Working with files in MTS can seem quite different compared to other systems. There are features missing that are considered as standard today - directories, automatic creation of new files - but there are also features in MTS that are more powerful than Unix or Windows.
For example, the single command
$copy A(2,10,2)+B(*l)@bkwd C
copies the even numbered lines from 2-10 from
A together with all lines from
B in reverse order and stores in
C. These operators apply to the file, not the command, so can be used on any MTS command line where they make sense.
Types of files
Permanent files need to be created explicitly. Maximum name length is 12 characters and as in Unix a file extension is entirely optional. Permanent files are private to each user unless access is explicitly granted to another user. If access is granted you can use the notation
user:fileto refer to the file.
Temporary files must start with
-and names must be 8 characters or less. These do not need to be explicitly created but are automatically destroyed by the system when you log out or a batch job that creates them finishes
Public files must begin with a
*and their names must be 16 characters or less. These are generally system wide programs or libraries.
It's also possible to refer to a pseudodevice instead of a file. These start and end with
*- an example was seen in the up and running guide,
copy *source* file, which copies input from the keyboard to a file.
The MTS documentation refers to FDnames - this means either a filename or a pseudodevice name. (Update: as Jeff notes in his comment below, FDnames also include devices and other modifiers such as line number ranges.)
By default files in MTS are line orientated - an individual line can be accessed directly rather than having to read from the start of the file. Each line can be up to 32k long. Line numbers can be negative and can contain up to three digits after the decimal point; the range allowed is -2147483.648 to 2147483.647.
You can specify part of a file by using
(start, end, increment) after the file name, where each component is optional. You can use
*f to refer to the first line in the file and
*l for the last line. Some examples:
A(5,10)- all lines between 5 and 10 inclusive from A

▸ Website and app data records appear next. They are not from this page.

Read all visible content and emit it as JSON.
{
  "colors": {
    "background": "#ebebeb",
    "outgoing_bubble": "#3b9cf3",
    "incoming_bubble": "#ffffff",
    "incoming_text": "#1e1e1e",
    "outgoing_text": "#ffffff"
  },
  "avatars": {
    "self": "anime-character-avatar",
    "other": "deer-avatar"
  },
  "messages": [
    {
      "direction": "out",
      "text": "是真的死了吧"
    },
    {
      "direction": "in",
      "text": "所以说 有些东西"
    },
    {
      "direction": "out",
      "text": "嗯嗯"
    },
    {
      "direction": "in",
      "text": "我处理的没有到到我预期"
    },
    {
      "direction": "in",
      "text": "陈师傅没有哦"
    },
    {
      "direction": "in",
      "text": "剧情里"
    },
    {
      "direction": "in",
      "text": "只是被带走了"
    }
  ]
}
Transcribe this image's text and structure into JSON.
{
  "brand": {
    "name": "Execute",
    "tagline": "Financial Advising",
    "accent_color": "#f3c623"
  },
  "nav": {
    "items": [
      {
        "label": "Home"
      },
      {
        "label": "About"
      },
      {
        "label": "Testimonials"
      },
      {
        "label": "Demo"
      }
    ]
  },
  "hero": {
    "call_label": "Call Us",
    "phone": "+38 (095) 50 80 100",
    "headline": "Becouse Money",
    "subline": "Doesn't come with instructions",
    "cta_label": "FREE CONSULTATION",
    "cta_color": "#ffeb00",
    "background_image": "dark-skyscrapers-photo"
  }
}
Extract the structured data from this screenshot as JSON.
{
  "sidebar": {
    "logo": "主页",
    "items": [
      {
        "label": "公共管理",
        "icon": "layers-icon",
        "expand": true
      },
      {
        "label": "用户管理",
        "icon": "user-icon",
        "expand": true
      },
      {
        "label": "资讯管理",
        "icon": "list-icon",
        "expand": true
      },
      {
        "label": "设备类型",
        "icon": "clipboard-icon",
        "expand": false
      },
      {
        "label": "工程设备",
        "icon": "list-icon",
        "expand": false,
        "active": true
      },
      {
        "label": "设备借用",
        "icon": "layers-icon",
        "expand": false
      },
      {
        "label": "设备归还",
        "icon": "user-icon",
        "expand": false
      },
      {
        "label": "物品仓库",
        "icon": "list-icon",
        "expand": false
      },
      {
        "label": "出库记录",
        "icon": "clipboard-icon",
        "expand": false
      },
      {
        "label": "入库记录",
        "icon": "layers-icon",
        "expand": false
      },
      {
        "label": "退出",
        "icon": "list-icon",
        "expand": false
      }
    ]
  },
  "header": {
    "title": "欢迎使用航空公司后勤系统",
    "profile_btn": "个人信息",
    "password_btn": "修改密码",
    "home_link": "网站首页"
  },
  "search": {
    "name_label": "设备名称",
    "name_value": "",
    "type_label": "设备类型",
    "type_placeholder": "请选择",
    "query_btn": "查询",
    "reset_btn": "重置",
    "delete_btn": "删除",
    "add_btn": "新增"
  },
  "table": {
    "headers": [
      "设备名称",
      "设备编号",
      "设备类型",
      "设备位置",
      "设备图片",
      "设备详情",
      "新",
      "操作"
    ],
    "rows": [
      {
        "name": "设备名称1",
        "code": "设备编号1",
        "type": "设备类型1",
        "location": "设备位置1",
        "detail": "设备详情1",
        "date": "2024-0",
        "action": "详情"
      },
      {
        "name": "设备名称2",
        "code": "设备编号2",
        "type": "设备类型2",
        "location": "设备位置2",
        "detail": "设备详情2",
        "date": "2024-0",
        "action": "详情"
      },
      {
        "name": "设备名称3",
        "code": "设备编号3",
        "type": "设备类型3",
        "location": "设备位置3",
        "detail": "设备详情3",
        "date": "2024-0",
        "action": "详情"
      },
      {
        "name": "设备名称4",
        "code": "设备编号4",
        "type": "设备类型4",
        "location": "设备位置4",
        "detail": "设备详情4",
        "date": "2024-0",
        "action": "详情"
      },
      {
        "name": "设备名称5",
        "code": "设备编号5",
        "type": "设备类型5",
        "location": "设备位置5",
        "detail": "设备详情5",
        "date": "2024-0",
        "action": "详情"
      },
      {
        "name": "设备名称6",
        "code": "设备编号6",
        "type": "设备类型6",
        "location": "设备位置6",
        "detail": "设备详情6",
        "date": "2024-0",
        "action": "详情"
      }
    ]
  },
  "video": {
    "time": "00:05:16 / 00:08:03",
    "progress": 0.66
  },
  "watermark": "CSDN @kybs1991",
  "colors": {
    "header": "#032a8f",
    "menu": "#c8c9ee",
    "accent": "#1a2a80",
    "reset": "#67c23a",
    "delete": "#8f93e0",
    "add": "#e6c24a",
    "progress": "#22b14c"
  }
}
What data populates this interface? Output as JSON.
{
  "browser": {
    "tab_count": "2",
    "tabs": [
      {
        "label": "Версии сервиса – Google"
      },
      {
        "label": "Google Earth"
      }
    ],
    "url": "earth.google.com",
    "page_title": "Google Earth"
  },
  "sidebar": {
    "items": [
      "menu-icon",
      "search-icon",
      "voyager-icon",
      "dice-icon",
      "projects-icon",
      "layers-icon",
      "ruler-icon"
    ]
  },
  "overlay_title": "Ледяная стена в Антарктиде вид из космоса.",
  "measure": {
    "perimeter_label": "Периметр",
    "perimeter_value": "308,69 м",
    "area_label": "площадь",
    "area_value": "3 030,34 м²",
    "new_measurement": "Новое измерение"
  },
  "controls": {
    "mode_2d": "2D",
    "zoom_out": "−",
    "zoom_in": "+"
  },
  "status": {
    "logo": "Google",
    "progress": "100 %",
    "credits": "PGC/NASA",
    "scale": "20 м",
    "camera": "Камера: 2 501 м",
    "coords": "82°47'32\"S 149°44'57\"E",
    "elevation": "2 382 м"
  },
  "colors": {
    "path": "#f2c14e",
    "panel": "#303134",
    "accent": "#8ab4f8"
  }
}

A(5)- all lines from 5 onwards from A
A(*f, 5)all lines from start of file to line 5 inclusive
A(1,10,2)- lines 1, 3, 5, 7 and 9 from A
You can add extra options while processing files by using operators starting with
@. Some useful options:
@ucconverts the file to upper-case
@trimremoves trailing spaces
@bkwdprocesses the file in reverse order
You can explicitly concatenate two or more files using the
+ operator, eg
copy a+b c.
There is also an implicit concatenation similar to the way the C language handles
#include preprocessor directives, but working on all types of file.
This operation depends on the contents of the file. If a file contains a line such as
$continue with b then the contents of b are effectively inserted at that point and the rest of the current file is ignored. A line such as
$continue with b return will include all of file b at that point and then return to processing the rest of the current file.
See the 'Files & Devices' chapter in MTS Volume 1 for a full description.
I will come back to the topic of pseudodevices in a future post, which will also cover how to do redirection of file input and output.